### [WHAT TO WORK ON]
Below is a set of entries; copy all of them exactly.

Stored data entries
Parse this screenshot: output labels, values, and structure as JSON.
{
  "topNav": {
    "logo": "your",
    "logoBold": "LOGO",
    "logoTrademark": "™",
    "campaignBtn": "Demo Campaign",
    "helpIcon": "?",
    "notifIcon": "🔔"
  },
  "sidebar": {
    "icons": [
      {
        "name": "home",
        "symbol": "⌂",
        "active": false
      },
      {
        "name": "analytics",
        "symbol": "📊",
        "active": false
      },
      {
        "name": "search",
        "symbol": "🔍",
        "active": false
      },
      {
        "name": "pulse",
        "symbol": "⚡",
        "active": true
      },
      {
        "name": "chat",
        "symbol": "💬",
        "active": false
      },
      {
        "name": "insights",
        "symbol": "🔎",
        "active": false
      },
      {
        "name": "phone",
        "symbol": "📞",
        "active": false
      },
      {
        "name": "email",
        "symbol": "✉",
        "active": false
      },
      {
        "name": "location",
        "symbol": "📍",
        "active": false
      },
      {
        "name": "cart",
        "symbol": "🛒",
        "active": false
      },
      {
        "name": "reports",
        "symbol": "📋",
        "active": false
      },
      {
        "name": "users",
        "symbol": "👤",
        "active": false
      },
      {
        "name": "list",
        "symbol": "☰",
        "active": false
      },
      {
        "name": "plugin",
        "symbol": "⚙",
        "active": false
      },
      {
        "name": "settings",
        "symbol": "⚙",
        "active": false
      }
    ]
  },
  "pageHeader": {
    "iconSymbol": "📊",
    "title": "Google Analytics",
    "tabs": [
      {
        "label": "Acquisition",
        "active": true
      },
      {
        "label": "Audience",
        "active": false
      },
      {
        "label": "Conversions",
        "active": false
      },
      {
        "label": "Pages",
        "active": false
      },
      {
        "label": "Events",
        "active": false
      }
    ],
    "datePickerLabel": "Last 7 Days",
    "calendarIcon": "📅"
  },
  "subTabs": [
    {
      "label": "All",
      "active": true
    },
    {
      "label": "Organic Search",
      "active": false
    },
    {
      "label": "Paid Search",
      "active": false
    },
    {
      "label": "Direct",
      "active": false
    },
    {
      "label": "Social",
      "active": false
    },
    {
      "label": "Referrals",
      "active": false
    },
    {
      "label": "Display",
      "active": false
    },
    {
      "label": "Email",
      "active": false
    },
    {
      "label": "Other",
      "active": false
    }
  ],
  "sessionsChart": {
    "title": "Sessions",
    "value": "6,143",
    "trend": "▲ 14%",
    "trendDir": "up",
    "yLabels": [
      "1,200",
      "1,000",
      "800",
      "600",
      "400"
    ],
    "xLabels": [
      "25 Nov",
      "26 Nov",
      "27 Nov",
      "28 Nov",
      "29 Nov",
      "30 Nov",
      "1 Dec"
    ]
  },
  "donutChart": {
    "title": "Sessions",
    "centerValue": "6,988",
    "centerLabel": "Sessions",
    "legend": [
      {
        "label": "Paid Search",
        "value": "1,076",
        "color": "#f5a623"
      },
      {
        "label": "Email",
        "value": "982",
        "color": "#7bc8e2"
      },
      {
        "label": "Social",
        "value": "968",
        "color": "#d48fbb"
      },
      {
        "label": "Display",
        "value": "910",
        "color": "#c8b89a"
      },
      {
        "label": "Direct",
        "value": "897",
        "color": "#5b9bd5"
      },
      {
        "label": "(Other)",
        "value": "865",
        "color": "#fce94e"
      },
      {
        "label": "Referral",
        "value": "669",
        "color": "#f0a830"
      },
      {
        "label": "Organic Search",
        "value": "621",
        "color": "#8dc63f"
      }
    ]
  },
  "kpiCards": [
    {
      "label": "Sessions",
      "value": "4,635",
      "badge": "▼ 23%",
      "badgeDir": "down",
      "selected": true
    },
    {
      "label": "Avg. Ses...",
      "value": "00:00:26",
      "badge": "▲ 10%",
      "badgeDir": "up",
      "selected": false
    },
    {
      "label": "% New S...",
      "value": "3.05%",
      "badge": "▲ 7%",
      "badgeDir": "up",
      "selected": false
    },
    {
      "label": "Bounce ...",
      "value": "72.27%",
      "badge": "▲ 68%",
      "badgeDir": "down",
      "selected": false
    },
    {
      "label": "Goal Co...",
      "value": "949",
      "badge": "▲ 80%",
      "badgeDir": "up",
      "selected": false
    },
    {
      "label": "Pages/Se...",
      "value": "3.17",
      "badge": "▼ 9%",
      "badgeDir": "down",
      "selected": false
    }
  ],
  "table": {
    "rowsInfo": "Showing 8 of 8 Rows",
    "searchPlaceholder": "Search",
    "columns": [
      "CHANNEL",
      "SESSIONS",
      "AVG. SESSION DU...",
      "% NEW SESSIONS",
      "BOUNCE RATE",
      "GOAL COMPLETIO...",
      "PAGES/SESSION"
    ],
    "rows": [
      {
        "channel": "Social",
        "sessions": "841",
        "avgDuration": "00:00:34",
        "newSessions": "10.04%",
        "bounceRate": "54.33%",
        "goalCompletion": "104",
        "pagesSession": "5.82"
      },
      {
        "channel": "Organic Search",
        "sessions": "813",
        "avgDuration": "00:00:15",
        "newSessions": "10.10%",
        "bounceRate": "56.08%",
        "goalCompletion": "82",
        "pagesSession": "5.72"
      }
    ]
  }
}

### [SOLUTION TO THIS TASK]
Parse this screenshot: output labels, values, and structure as JSON.
{
  "topNav": {
    "logo": "your",
    "logoBold": "LOGO",
    "logoTrademark": "™",
    "campaignBtn": "Demo Campaign",
    "helpIcon": "?",
    "notifIcon": "🔔"
  },
  "sidebar": {
    "icons": [
      {
        "name": "home",
        "symbol": "⌂",
        "active": false
      },
      {
        "name": "analytics",
        "symbol": "📊",
        "active": false
      },
      {
        "name": "search",
        "symbol": "🔍",
        "active": false
      },
      {
        "name": "pulse",
        "symbol": "⚡",
        "active": true
      },
      {
        "name": "chat",
        "symbol": "💬",
        "active": false
      },
      {
        "name": "insights",
        "symbol": "🔎",
        "active": false
      },
      {
        "name": "phone",
        "symbol": "📞",
        "active": false
      },
      {
        "name": "email",
        "symbol": "✉",
        "active": false
      },
      {
        "name": "location",
        "symbol": "📍",
        "active": false
      },
      {
        "name": "cart",
        "symbol": "🛒",
        "active": false
      },
      {
        "name": "reports",
        "symbol": "📋",
        "active": false
      },
      {
        "name": "users",
        "symbol": "👤",
        "active": false
      },
      {
        "name": "list",
        "symbol": "☰",
        "active": false
      },
      {
        "name": "plugin",
        "symbol": "⚙",
        "active": false
      },
      {
        "name": "settings",
        "symbol": "⚙",
        "active": false
      }
    ]
  },
  "pageHeader": {
    "iconSymbol": "📊",
    "title": "Google Analytics",
    "tabs": [
      {
        "label": "Acquisition",
        "active": true
      },
      {
        "label": "Audience",
        "active": false
      },
      {
        "label": "Conversions",
        "active": false
      },
      {
        "label": "Pages",
        "active": false
      },
      {
        "label": "Events",
        "active": false
      }
    ],
    "datePickerLabel": "Last 7 Days",
    "calendarIcon": "📅"
  },
  "subTabs": [
    {
      "label": "All",
      "active": true
    },
    {
      "label": "Organic Search",
      "active": false
    },
    {
      "label": "Paid Search",
      "active": false
    },
    {
      "label": "Direct",
      "active": false
    },
    {
      "label": "Social",
      "active": false
    },
    {
      "label": "Referrals",
      "active": false
    },
    {
      "label": "Display",
      "active": false
    },
    {
      "label": "Email",
      "active": false
    },
    {
      "label": "Other",
      "active": false
    }
  ],
  "sessionsChart": {
    "title": "Sessions",
    "value": "6,143",
    "trend": "▲ 14%",
    "trendDir": "up",
    "yLabels": [
      "1,200",
      "1,000",
      "800",
      "600",
      "400"
    ],
    "xLabels": [
      "25 Nov",
      "26 Nov",
      "27 Nov",
      "28 Nov",
      "29 Nov",
      "30 Nov",
      "1 Dec"
    ]
  },
  "donutChart": {
    "title": "Sessions",
    "centerValue": "6,988",
    "centerLabel": "Sessions",
    "legend": [
      {
        "label": "Paid Search",
        "value": "1,076",
        "color": "#f5a623"
      },
      {
        "label": "Email",
        "value": "982",
        "color": "#7bc8e2"
      },
      {
        "label": "Social",
        "value": "968",
        "color": "#d48fbb"
      },
      {
        "label": "Display",
        "value": "910",
        "color": "#c8b89a"
      },
      {
        "label": "Direct",
        "value": "897",
        "color": "#5b9bd5"
      },
      {
        "label": "(Other)",
        "value": "865",
        "color": "#fce94e"
      },
      {
        "label": "Referral",
        "value": "669",
        "color": "#f0a830"
      },
      {
        "label": "Organic Search",
        "value": "621",
        "color": "#8dc63f"
      }
    ]
  },
  "kpiCards": [
    {
      "label": "Sessions",
      "value": "4,635",
      "badge": "▼ 23%",
      "badgeDir": "down",
      "selected": true
    },
    {
      "label": "Avg. Ses...",
      "value": "00:00:26",
      "badge": "▲ 10%",
      "badgeDir": "up",
      "selected": false
    },
    {
      "label": "% New S...",
      "value": "3.05%",
      "badge": "▲ 7%",
      "badgeDir": "up",
      "selected": false
    },
    {
      "label": "Bounce ...",
      "value": "72.27%",
      "badge": "▲ 68%",
      "badgeDir": "down",
      "selected": false
    },
    {
      "label": "Goal Co...",
      "value": "949",
      "badge": "▲ 80%",
      "badgeDir": "up",
      "selected": false
    },
    {
      "label": "Pages/Se...",
      "value": "3.17",
      "badge": "▼ 9%",
      "badgeDir": "down",
      "selected": false
    }
  ],
  "table": {
    "rowsInfo": "Showing 8 of 8 Rows",
    "searchPlaceholder": "Search",
    "columns": [
      "CHANNEL",
      "SESSIONS",
      "AVG. SESSION DU...",
      "% NEW SESSIONS",
      "BOUNCE RATE",
      "GOAL COMPLETIO...",
      "PAGES/SESSION"
    ],
    "rows": [
      {
        "channel": "Social",
        "sessions": "841",
        "avgDuration": "00:00:34",
        "newSessions": "10.04%",
        "bounceRate": "54.33%",
        "goalCompletion": "104",
        "pagesSession": "5.82"
      },
      {
        "channel": "Organic Search",
        "sessions": "813",
        "avgDuration": "00:00:15",
        "newSessions": "10.10%",
        "bounceRate": "56.08%",
        "goalCompletion": "82",
        "pagesSession": "5.72"
      }
    ]
  }
}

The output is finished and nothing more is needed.